Six weeks ago, a rain storm caused the Pearl River to flood, and as a result, a water treatment plant in Jackson, Miss. failed. Tests later showed the water contained unsafe amounts of manganese and lime.
Still, more than 150,000 residents are still without potable drinking water. And if the EPA's investigations on Jackson, Miss.' water crisis have similar results to that of the tainted water in Flint, Mich., it could lead to various criminal charges and lawsuits.
For the boil advisory to be lifted, water pressure must be consistent, and there has to be two consecutive days of clear testing, with 120 samples per day.
“Investigatory sampling will continue today to monitor water quality,” Jackson mayor Chokwe Antar Lumumba said at a news conference earlier this week, as per CNN. “The distribution system is not ready for full sampling to clear the boil water notice.”
The EPA, the Department of Environmental Quality, or the city conducts the samples, and then a lab runs the results.
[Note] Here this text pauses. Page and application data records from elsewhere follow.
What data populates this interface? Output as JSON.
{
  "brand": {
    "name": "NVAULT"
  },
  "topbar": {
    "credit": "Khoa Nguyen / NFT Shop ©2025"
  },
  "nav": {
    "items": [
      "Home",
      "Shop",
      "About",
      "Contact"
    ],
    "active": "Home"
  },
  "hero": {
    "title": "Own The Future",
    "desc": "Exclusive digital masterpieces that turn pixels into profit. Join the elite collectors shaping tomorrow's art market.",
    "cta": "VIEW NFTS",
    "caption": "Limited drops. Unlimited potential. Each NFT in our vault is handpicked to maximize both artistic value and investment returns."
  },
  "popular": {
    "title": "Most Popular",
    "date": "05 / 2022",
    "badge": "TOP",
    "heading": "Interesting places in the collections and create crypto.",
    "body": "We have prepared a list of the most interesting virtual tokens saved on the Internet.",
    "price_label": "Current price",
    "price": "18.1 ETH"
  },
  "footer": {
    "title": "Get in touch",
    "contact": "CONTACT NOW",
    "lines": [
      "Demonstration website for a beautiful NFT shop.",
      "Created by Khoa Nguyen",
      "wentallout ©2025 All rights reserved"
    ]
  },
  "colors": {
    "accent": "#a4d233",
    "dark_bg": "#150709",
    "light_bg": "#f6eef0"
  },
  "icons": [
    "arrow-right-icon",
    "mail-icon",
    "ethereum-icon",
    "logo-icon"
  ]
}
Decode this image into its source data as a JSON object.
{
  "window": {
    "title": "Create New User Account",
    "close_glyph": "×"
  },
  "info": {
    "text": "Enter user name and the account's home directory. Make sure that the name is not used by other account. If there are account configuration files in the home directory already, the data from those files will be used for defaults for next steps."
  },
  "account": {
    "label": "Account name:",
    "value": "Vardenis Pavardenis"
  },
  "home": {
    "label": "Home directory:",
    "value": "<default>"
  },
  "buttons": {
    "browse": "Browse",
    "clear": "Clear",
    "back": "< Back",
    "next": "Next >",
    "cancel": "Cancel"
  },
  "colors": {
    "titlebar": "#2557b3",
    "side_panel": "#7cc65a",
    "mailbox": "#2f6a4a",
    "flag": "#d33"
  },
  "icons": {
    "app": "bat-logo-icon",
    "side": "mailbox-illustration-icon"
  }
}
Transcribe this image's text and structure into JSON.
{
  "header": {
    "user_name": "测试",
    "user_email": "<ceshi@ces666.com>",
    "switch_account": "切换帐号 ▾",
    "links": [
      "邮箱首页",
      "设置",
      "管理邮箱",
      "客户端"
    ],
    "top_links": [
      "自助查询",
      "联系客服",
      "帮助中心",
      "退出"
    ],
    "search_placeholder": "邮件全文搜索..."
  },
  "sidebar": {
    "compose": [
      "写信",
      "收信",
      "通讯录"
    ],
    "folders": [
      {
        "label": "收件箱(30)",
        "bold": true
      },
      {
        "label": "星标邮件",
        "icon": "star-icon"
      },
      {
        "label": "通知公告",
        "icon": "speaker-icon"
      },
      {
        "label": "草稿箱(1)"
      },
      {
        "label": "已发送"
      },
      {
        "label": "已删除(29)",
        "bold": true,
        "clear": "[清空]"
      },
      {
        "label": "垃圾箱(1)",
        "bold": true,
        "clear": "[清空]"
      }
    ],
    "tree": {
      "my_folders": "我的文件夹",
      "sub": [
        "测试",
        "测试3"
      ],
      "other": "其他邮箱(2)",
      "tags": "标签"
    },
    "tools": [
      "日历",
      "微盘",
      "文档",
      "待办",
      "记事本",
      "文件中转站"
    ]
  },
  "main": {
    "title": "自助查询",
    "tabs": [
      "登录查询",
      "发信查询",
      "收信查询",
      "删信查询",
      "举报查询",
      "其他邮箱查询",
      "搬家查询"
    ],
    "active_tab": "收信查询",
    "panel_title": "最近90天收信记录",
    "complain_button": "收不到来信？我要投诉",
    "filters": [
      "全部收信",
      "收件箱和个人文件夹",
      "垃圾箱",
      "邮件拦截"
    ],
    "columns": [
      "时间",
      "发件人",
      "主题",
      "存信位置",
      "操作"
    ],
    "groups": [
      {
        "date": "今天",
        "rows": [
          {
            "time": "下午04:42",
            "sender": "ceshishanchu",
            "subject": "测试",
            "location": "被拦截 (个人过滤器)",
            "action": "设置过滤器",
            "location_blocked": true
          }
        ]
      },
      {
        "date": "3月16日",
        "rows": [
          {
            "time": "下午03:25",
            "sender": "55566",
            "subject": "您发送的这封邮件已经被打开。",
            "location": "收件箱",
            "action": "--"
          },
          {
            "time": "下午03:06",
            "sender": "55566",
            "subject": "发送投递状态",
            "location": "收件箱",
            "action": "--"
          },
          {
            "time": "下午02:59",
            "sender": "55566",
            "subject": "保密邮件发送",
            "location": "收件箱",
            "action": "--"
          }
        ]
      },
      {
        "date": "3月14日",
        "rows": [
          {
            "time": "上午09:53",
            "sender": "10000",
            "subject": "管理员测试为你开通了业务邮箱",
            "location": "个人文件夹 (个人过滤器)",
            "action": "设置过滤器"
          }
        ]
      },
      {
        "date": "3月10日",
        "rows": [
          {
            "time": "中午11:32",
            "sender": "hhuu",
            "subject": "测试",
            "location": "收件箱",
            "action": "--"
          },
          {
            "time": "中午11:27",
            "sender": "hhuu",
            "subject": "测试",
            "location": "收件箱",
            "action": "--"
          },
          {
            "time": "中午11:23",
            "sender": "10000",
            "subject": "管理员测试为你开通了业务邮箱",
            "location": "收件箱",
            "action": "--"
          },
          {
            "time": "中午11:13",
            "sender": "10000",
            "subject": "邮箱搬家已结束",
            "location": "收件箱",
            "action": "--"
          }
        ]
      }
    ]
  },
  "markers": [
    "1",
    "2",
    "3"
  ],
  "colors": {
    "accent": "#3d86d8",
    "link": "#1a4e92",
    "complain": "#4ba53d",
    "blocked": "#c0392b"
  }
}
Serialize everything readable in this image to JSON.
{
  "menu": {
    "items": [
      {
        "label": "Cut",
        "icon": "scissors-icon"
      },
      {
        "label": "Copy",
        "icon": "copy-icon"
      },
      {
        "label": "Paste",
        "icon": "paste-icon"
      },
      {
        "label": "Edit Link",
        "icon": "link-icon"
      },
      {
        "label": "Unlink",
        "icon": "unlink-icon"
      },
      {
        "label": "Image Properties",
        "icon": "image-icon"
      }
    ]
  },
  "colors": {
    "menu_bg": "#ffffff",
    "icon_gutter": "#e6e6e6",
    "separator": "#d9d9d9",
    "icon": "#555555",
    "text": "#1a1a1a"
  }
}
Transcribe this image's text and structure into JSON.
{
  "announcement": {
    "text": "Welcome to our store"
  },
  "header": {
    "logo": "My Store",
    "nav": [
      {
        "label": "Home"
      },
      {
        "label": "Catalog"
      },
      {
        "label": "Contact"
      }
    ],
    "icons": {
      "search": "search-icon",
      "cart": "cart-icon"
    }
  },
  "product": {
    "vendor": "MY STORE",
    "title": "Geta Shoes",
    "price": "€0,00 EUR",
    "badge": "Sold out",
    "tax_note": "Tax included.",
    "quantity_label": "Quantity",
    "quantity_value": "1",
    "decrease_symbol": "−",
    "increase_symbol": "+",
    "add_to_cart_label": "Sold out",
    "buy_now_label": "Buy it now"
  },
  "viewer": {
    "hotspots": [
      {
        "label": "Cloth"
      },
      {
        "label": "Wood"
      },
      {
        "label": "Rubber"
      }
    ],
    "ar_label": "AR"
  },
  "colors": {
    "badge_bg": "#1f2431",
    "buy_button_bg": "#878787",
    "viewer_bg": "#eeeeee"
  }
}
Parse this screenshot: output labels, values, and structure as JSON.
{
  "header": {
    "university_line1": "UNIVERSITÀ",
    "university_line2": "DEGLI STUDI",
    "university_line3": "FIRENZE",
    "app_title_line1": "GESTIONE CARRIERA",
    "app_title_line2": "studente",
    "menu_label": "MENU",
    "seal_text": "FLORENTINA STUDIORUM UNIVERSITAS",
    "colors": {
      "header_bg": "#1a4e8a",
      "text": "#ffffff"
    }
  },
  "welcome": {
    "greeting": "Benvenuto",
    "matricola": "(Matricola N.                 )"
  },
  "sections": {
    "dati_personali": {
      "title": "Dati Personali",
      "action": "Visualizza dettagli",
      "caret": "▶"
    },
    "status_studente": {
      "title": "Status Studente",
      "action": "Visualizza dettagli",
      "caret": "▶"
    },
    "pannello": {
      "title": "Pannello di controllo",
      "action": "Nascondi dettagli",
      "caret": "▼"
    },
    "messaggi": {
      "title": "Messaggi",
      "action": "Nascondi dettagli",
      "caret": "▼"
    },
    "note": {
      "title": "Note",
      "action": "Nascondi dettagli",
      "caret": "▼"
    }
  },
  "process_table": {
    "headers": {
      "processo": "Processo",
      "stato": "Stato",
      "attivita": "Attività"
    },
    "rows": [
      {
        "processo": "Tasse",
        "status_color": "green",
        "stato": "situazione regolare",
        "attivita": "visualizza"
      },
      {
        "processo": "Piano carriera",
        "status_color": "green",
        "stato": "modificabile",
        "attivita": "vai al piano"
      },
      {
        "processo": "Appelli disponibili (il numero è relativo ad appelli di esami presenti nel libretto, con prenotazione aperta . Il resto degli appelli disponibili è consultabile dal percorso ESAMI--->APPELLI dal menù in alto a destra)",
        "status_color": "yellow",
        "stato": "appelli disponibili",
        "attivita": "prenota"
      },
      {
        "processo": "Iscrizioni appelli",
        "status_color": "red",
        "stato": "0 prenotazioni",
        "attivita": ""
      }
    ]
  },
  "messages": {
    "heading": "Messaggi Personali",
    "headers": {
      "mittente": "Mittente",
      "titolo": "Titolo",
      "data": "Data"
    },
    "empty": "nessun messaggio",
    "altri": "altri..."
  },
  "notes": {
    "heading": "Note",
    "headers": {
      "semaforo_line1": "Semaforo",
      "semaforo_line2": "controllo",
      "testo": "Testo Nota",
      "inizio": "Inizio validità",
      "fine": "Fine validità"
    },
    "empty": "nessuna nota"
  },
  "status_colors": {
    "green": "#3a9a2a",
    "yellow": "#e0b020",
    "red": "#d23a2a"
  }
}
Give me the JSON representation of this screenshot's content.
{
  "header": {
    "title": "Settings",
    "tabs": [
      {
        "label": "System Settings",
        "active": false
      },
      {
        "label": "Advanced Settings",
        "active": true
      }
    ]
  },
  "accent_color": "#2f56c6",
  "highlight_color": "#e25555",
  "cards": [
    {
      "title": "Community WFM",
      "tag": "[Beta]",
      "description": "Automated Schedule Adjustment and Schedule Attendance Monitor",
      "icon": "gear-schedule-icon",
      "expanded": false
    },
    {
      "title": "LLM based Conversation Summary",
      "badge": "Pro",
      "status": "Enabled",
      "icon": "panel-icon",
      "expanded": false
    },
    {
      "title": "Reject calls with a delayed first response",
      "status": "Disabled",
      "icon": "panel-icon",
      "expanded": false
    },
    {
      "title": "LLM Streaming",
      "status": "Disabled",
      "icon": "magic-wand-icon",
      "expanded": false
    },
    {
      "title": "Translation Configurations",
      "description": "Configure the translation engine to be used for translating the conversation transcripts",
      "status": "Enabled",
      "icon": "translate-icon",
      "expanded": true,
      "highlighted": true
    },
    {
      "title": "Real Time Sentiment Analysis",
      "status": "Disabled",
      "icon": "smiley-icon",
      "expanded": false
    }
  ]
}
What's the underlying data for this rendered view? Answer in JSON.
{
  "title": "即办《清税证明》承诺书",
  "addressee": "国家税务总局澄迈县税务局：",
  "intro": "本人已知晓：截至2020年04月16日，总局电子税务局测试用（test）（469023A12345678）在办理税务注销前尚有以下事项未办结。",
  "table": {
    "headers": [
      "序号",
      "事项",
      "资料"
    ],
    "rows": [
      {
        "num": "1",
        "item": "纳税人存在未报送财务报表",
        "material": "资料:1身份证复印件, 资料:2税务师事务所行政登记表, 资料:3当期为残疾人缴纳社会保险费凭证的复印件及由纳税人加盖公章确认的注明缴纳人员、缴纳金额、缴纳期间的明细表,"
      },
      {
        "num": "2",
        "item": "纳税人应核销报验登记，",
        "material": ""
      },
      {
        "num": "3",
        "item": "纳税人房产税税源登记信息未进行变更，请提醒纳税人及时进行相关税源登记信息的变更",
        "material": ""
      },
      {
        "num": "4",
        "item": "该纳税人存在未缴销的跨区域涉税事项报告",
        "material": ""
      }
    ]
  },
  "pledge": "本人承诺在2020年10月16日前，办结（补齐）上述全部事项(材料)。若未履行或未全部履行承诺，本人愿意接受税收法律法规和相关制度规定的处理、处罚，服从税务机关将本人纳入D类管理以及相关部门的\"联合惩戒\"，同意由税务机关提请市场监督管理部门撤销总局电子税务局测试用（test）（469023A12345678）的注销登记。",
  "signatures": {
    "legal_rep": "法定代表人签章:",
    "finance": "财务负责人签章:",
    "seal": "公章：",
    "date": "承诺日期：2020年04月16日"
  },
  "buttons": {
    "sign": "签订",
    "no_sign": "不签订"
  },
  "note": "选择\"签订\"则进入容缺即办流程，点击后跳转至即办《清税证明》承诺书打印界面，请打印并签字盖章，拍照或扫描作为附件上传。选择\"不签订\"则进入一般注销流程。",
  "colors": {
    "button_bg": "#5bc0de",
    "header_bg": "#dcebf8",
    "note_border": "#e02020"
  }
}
Many hope this will clear up in just a few days.
“There is some optimism around those investigatory samples,” Antar Lumumba continued. “We are optimistic that we’re looking at a matter of days, not weeks, before we can expect the boil-water notice to be lifted.”
What to know about the EPA's investigations on Jackson's water crisis:
The EPA inspector general office is currently delving into Jackson's ongoing water crisis. Not only is the government agency investigating what caused the issue, but it's also looking at how the government has responded to it, with several allegations of environmental racism. According to Politico, this citywide disaster has not only brought attention to how climate change is affecting vulnerable areas, but also how the government helps BIPOC neighborhoods in times of need.
Federal auditors, program analysts, and investigators from the EPA have been deployed to collect further information on the matter, through interviews and data. Results will hopefully be revealed soon.
The EPA has been watching the city of Jackson, particularly its faulty water system, for a while. Over the last few years, Jackson's public water systems have had various emergency orders, maintenance problems, staffing issues, bad equipment, and allegations of mismanagement.
Though the plant is operated by the city, the EPA is involved, thanks to the Safe Drinking Water Act — which regulates drinking water across the U.S. Many hope this will ultimately solve the problem.
“I am unaware of any criminal activity on behalf of individuals here in the city of Jackson,” Mayor Antar Lumumba said via Politico. “What we do want is a greater understanding of where failures have been taking place.”
Is the water in Jackson, Miss. safe to drink yet?
Even though water pressure has been restored citywide, the water is still not safe to drink, with a boil advisory still in effect as of Sept. 12, according to Newswise.
“When local government does not invest in infrastructure, that infrastructure will eventually fail and residents will suffer,” Tara Rocque, assistant professor of practice at the School of Law stated via Newswise.
If you're local to Jackson, keep up with announcements from the Mississippi State Department of Health — on the agency's website, residents can stay up-to-date on boil advisories.